Were you able to go freely to and from the camp?
“Absolutely. You could do anything you wanted. There were public busses, so you would always looks for work. Stand on the corner of the road, and there are fields and agriculture and people take you, so you make a little money; it’s illegal work basically, but that’s how it was so you would make a little money occasionally. You don’t need to buy clothing. You have food in the camp, so you just go out, take a bus and go to the beach. The public bus was cheap. So you could anything. We would actually take little trips around old, small towns in the mountains and hills there. It’s actually pretty beautiful there.”
“They have a process there and you actually go to the consulate in Rome and they talk to you and ask you questions. It’s supposed to be a long process of questions of why and what. I was a 20 year old and had long hair and we thought it was very modern and American, except here they look at you like you are a lazy hippie – which we didn’t know – so they asked you ‘Which would you prefer, long hair or work?’ which I thought was the strangest question because, again, I didn’t know that’s how it was, so I said ‘Obviously work,’ because that’s all you want to do. Then the next question was ‘If there’s a war with the Russians, would you go and fight them?’ and I said ‘Sure, gladly,’ and they said ‘Welcome to the United States.’ It took three minutes.”

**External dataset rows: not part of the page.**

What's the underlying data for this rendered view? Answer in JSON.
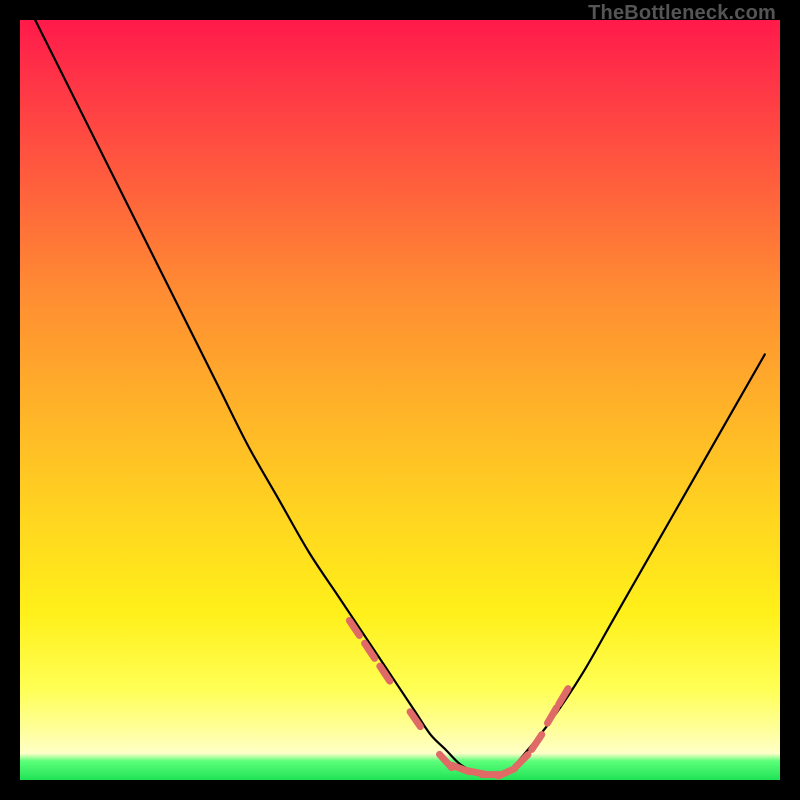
{
  "watermark": "TheBottleneck.com",
  "chart_data": {
    "type": "line",
    "title": "",
    "xlabel": "",
    "ylabel": "",
    "xlim": [
      0,
      100
    ],
    "ylim": [
      0,
      100
    ],
    "grid": false,
    "legend": false,
    "series": [
      {
        "name": "bottleneck-curve",
        "x": [
          2,
          6,
          10,
          14,
          18,
          22,
          26,
          30,
          34,
          38,
          42,
          46,
          50,
          52,
          54,
          56,
          58,
          60,
          62,
          64,
          66,
          70,
          74,
          78,
          82,
          86,
          90,
          94,
          98
        ],
        "y": [
          100,
          92,
          84,
          76,
          68,
          60,
          52,
          44,
          37,
          30,
          24,
          18,
          12,
          9,
          6,
          4,
          2,
          1,
          0.5,
          1,
          3,
          8,
          14,
          21,
          28,
          35,
          42,
          49,
          56
        ]
      }
    ],
    "highlighted_points": {
      "name": "highlight-dashes",
      "color": "#e06a66",
      "x": [
        44,
        46,
        48,
        52,
        56,
        58,
        60,
        62,
        64,
        66,
        68,
        70,
        71.5
      ],
      "y": [
        20,
        17,
        14,
        8,
        2.5,
        1.5,
        1,
        0.7,
        1,
        2.5,
        5,
        8.5,
        11
      ]
    },
    "background_gradient": {
      "direction": "vertical",
      "stops": [
        {
          "pos": 0.0,
          "color": "#ff1a4a"
        },
        {
          "pos": 0.35,
          "color": "#ff8a33"
        },
        {
          "pos": 0.65,
          "color": "#ffd420"
        },
        {
          "pos": 0.88,
          "color": "#ffff55"
        },
        {
          "pos": 0.97,
          "color": "#ffffc8"
        },
        {
          "pos": 1.0,
          "color": "#20e255"
        }
      ]
    }
  }
}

“Never read a Czech newspaper; never read one more book. I had no interest whatsoever, because right from day one you want to improve your language and everything about it. You want to understand everything, so from day one I started buying a newspaper. I didn’t understand a word of it, but it’s just that looking into it, that habit, turning on the TV. You just immerse yourself in the country and the culture and the language and that’s what helps you, and you get to the point where, like I said, I get a headache; I can’t read a page of a Czech newspaper because you lose interest, it doesn’t go anywhere; it becomes hard.”

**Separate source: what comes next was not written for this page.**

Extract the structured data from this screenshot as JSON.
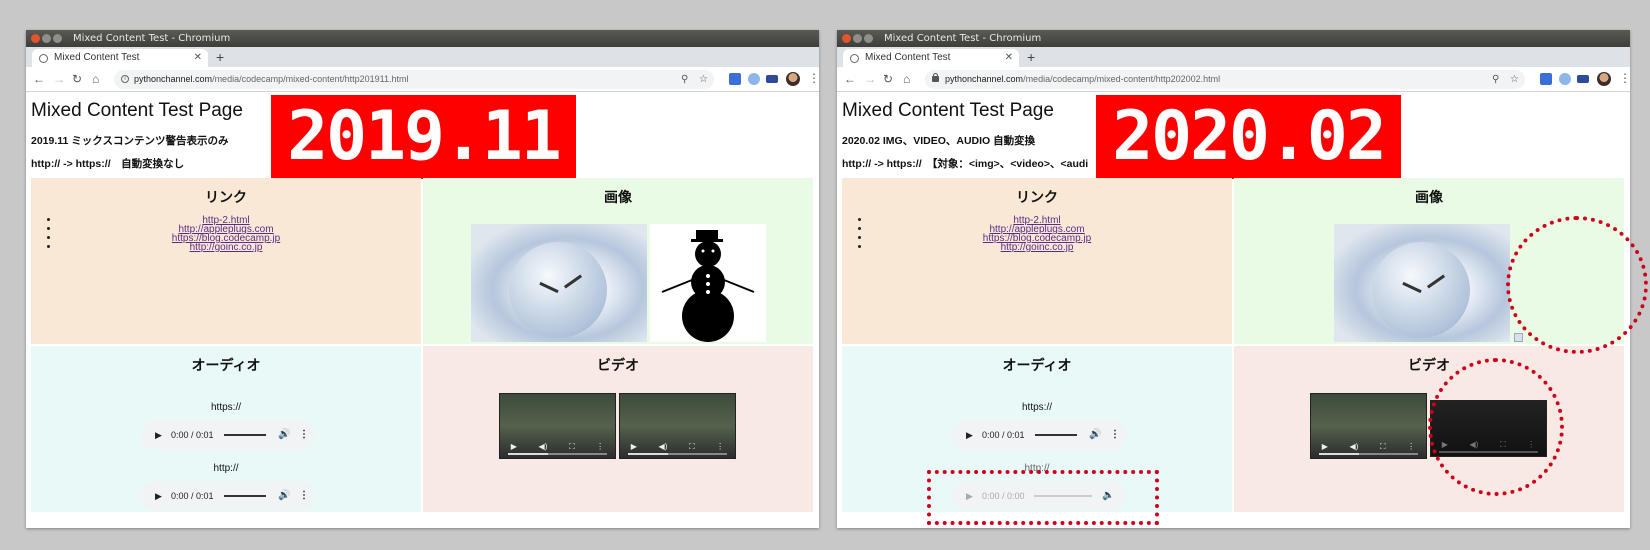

“As a kid growing up in a place where they tell you that you can’t travel, you kind of always want to see the world, and this enabled us to see the world, and a nice part of the world as well, because the travel is paid for by the company and you stay in player hotels, which are usually four- or five-star hotels, and you go to phenomenal tennis places. So if you like tennis and you go to Wimbledon and Roland Garros and Aussie Open and on and on, it’s pretty amazing. Then traveling with the U.S. Davis Cup team, you stay in nice places; you go to the U.S. consulate and you are chauffeured around in Mercedes. It’s just a great experience. Phenomenal experience. You see the world. I’ve been to probably 65 countries, many of them 20 times or 100 times.”